Researchers have made a major medical breakthrough by developing a vaccine against the crippling digestive illness Crohn’s disease.
More than 100,000 people in the UK are stricken by the condition, which causes a chronic inflammation of the intestine.
Professor John Hermon-Taylor of St George’s Hospital, London, has developed a vaccine which should be ready within the next five years.
It has already been tested successfully on animals and second-stage trials are to start soon, with human trials in the next three years.
Professor Hermon-Taylor is convinced that a bug – known as MAP (Mycobacterium avium patratuberculosis), found in animals and passed into the food chain – is the cause of most human cases of Crohn’s disease.

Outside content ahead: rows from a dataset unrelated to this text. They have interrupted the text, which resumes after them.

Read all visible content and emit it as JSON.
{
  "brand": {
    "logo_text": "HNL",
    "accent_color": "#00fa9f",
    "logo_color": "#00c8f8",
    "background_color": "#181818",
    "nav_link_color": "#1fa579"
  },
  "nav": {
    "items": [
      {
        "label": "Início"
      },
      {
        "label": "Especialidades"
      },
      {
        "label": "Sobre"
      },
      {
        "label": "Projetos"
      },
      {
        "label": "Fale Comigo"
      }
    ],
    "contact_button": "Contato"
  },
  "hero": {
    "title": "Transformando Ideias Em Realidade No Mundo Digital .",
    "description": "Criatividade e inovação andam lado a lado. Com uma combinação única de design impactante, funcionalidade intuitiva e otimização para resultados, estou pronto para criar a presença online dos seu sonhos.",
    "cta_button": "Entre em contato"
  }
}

He was the first doctor to make the link between Crohn’s and the bacteria MAP, found in the stomachs of cattle, sheep and pigs and which is thought to be present in as much as 6 per cent of pasteurised milk.
When he tested patients with Crohn’s disease for MAP, he found the same bacteria in their intestines as in animals.
However, the Government’s Advisory Committee on the Microbiological Safety of Food insists that transmission to humans of MAP from animals is not proven, despite evidence of it getting into the milk supply.
The vaccine would be used to help cure existing sufferers of the illness by stimulating the body’s immune system to clear MAP from their bodies.
Three-quarters of people with Crohn’s disease require surgery to repair their damaged bowel, and half of those will need a second operation in ten years.
‘Around 80 per cent of people I have tested for Crohn’s have tested positive for MAP. We believe that the other 20 per cent have a genetic susceptibility to the disease,’ says the Professor.
Earlier this year, the Ministry of Agriculture Fisheries And Foods revealed that a national survey of milk had found the bug in 3 per cent of the milk supply.
But it still insists that there is no conclusive link between animal MAP and MAP found in humans. However, companies are heating milk for longer in an attempt to kill the bug. But even this might not be sufficient to give protection, warns Professor Hermon-Taylor.
For more information on Crohn’s and MAP, see the Action Research website at http://www.actionresearch.co.uk or contact the Crohn’s Disease Association on 01727 830038.